* [WORK TO COMPLETE] Write out the records again exactly. Nothing should be dropped.

* [LISTED ENTRIES]
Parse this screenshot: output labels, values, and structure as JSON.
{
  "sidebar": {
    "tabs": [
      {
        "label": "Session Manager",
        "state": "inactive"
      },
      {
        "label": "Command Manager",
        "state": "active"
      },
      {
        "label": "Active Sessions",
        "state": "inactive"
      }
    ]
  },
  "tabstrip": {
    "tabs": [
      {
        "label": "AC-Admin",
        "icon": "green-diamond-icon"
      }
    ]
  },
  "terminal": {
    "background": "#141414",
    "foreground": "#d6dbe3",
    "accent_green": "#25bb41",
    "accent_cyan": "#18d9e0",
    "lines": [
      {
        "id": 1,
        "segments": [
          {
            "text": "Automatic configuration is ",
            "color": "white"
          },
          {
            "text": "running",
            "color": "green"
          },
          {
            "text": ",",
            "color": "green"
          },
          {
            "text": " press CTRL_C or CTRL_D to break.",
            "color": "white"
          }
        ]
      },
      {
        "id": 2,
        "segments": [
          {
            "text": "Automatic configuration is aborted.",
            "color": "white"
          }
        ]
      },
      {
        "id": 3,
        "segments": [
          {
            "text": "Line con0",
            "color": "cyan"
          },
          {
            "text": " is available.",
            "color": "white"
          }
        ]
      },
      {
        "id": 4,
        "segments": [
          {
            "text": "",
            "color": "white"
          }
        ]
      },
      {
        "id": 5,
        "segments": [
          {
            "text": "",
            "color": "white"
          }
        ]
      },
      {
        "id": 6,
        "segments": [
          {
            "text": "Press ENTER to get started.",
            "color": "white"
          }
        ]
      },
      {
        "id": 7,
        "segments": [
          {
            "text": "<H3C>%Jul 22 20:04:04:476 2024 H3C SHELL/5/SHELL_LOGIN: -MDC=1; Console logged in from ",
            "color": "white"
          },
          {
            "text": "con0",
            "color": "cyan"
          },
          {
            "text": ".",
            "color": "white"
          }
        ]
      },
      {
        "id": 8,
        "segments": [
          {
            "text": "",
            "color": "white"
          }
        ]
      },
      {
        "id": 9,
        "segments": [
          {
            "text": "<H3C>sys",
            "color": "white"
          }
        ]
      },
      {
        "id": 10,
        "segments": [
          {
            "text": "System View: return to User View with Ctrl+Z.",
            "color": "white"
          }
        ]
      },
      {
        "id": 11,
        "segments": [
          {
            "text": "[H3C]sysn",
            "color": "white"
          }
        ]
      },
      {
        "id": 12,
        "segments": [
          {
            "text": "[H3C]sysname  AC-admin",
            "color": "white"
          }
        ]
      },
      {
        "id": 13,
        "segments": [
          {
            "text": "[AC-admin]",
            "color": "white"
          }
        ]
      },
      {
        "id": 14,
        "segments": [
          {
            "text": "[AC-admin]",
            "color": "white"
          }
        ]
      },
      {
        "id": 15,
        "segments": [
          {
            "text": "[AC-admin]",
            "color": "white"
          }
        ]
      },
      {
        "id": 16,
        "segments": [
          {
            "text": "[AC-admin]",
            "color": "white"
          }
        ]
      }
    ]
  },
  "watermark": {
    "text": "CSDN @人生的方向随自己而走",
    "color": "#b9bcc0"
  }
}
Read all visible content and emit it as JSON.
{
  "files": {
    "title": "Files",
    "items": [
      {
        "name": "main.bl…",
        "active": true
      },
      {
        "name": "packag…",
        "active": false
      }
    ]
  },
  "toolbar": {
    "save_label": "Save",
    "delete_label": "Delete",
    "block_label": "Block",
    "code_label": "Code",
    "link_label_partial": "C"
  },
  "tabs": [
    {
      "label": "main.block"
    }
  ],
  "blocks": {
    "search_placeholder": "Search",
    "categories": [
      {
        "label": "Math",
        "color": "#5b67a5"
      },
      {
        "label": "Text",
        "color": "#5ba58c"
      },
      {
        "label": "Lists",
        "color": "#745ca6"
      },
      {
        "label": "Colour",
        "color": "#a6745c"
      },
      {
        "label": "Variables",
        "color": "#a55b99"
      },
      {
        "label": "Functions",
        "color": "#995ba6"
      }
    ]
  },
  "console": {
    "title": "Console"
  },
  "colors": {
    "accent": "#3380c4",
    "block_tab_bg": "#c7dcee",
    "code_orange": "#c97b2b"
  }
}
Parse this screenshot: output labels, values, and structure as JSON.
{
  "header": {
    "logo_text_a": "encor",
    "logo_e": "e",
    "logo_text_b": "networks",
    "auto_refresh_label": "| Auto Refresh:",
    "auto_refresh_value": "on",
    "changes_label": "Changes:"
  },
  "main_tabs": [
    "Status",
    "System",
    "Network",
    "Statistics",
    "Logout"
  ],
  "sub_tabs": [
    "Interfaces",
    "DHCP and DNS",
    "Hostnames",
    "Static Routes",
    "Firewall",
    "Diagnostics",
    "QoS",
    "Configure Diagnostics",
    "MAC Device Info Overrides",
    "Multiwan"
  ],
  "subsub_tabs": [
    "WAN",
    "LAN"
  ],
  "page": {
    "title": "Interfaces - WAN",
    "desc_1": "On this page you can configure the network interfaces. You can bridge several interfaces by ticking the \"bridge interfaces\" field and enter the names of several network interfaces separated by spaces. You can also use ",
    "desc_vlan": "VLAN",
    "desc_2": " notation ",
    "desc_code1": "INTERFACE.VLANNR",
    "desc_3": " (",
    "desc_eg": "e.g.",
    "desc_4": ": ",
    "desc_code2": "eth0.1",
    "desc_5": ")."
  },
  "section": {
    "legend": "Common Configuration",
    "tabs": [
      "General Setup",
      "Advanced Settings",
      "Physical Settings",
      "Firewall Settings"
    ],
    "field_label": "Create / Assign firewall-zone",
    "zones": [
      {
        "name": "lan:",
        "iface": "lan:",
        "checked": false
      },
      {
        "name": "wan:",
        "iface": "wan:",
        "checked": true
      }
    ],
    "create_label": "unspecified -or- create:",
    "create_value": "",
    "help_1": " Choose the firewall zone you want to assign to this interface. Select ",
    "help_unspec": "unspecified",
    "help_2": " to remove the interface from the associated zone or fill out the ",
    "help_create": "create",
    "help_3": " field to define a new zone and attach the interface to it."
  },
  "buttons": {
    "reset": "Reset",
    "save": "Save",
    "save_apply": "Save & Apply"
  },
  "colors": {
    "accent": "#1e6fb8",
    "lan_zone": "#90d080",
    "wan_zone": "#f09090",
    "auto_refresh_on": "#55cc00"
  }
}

* [RESULT OF THIS TASK]
Parse this screenshot: output labels, values, and structure as JSON.
{
  "sidebar": {
    "tabs": [
      {
        "label": "Session Manager",
        "state": "inactive"
      },
      {
        "label": "Command Manager",
        "state": "active"
      },
      {
        "label": "Active Sessions",
        "state": "inactive"
      }
    ]
  },
  "tabstrip": {
    "tabs": [
      {
        "label": "AC-Admin",
        "icon": "green-diamond-icon"
      }
    ]
  },
  "terminal": {
    "background": "#141414",
    "foreground": "#d6dbe3",
    "accent_green": "#25bb41",
    "accent_cyan": "#18d9e0",
    "lines": [
      {
        "id": 1,
        "segments": [
          {
            "text": "Automatic configuration is ",
            "color": "white"
          },
          {
            "text": "running",
            "color": "green"
          },
          {
            "text": ",",
            "color": "green"
          },
          {
            "text": " press CTRL_C or CTRL_D to break.",
            "color": "white"
          }
        ]
      },
      {
        "id": 2,
        "segments": [
          {
            "text": "Automatic configuration is aborted.",
            "color": "white"
          }
        ]
      },
      {
        "id": 3,
        "segments": [
          {
            "text": "Line con0",
            "color": "cyan"
          },
          {
            "text": " is available.",
            "color": "white"
          }
        ]
      },
      {
        "id": 4,
        "segments": [
          {
            "text": "",
            "color": "white"
          }
        ]
      },
      {
        "id": 5,
        "segments": [
          {
            "text": "",
            "color": "white"
          }
        ]
      },
      {
        "id": 6,
        "segments": [
          {
            "text": "Press ENTER to get started.",
            "color": "white"
          }
        ]
      },
      {
        "id": 7,
        "segments": [
          {
            "text": "<H3C>%Jul 22 20:04:04:476 2024 H3C SHELL/5/SHELL_LOGIN: -MDC=1; Console logged in from ",
            "color": "white"
          },
          {
            "text": "con0",
            "color": "cyan"
          },
          {
            "text": ".",
            "color": "white"
          }
        ]
      },
      {
        "id": 8,
        "segments": [
          {
            "text": "",
            "color": "white"
          }
        ]
      },
      {
        "id": 9,
        "segments": [
          {
            "text": "<H3C>sys",
            "color": "white"
          }
        ]
      },
      {
        "id": 10,
        "segments": [
          {
            "text": "System View: return to User View with Ctrl+Z.",
            "color": "white"
          }
        ]
      },
      {
        "id": 11,
        "segments": [
          {
            "text": "[H3C]sysn",
            "color": "white"
          }
        ]
      },
      {
        "id": 12,
        "segments": [
          {
            "text": "[H3C]sysname  AC-admin",
            "color": "white"
          }
        ]
      },
      {
        "id": 13,
        "segments": [
          {
            "text": "[AC-admin]",
            "color": "white"
          }
        ]
      },
      {
        "id": 14,
        "segments": [
          {
            "text": "[AC-admin]",
            "color": "white"
          }
        ]
      },
      {
        "id": 15,
        "segments": [
          {
            "text": "[AC-admin]",
            "color": "white"
          }
        ]
      },
      {
        "id": 16,
        "segments": [
          {
            "text": "[AC-admin]",
            "color": "white"
          }
        ]
      }
    ]
  },
  "watermark": {
    "text": "CSDN @人生的方向随自己而走",
    "color": "#b9bcc0"
  }
}
Read all visible content and emit it as JSON.
{
  "files": {
    "title": "Files",
    "items": [
      {
        "name": "main.bl…",
        "active": true
      },
      {
        "name": "packag…",
        "active": false
      }
    ]
  },
  "toolbar": {
    "save_label": "Save",
    "delete_label": "Delete",
    "block_label": "Block",
    "code_label": "Code",
    "link_label_partial": "C"
  },
  "tabs": [
    {
      "label": "main.block"
    }
  ],
  "blocks": {
    "search_placeholder": "Search",
    "categories": [
      {
        "label": "Math",
        "color": "#5b67a5"
      },
      {
        "label": "Text",
        "color": "#5ba58c"
      },
      {
        "label": "Lists",
        "color": "#745ca6"
      },
      {
        "label": "Colour",
        "color": "#a6745c"
      },
      {
        "label": "Variables",
        "color": "#a55b99"
      },
      {
        "label": "Functions",
        "color": "#995ba6"
      }
    ]
  },
  "console": {
    "title": "Console"
  },
  "colors": {
    "accent": "#3380c4",
    "block_tab_bg": "#c7dcee",
    "code_orange": "#c97b2b"
  }
}
Parse this screenshot: output labels, values, and structure as JSON.
{
  "header": {
    "logo_text_a": "encor",
    "logo_e": "e",
    "logo_text_b": "networks",
    "auto_refresh_label": "| Auto Refresh:",
    "auto_refresh_value": "on",
    "changes_label": "Changes:"
  },
  "main_tabs": [
    "Status",
    "System",
    "Network",
    "Statistics",
    "Logout"
  ],
  "sub_tabs": [
    "Interfaces",
    "DHCP and DNS",
    "Hostnames",
    "Static Routes",
    "Firewall",
    "Diagnostics",
    "QoS",
    "Configure Diagnostics",
    "MAC Device Info Overrides",
    "Multiwan"
  ],
  "subsub_tabs": [
    "WAN",
    "LAN"
  ],
  "page": {
    "title": "Interfaces - WAN",
    "desc_1": "On this page you can configure the network interfaces. You can bridge several interfaces by ticking the \"bridge interfaces\" field and enter the names of several network interfaces separated by spaces. You can also use ",
    "desc_vlan": "VLAN",
    "desc_2": " notation ",
    "desc_code1": "INTERFACE.VLANNR",
    "desc_3": " (",
    "desc_eg": "e.g.",
    "desc_4": ": ",
    "desc_code2": "eth0.1",
    "desc_5": ")."
  },
  "section": {
    "legend": "Common Configuration",
    "tabs": [
      "General Setup",
      "Advanced Settings",
      "Physical Settings",
      "Firewall Settings"
    ],
    "field_label": "Create / Assign firewall-zone",
    "zones": [
      {
        "name": "lan:",
        "iface": "lan:",
        "checked": false
      },
      {
        "name": "wan:",
        "iface": "wan:",
        "checked": true
      }
    ],
    "create_label": "unspecified -or- create:",
    "create_value": "",
    "help_1": " Choose the firewall zone you want to assign to this interface. Select ",
    "help_unspec": "unspecified",
    "help_2": " to remove the interface from the associated zone or fill out the ",
    "help_create": "create",
    "help_3": " field to define a new zone and attach the interface to it."
  },
  "buttons": {
    "reset": "Reset",
    "save": "Save",
    "save_apply": "Save & Apply"
  },
  "colors": {
    "accent": "#1e6fb8",
    "lan_zone": "#90d080",
    "wan_zone": "#f09090",
    "auto_refresh_on": "#55cc00"
  }
}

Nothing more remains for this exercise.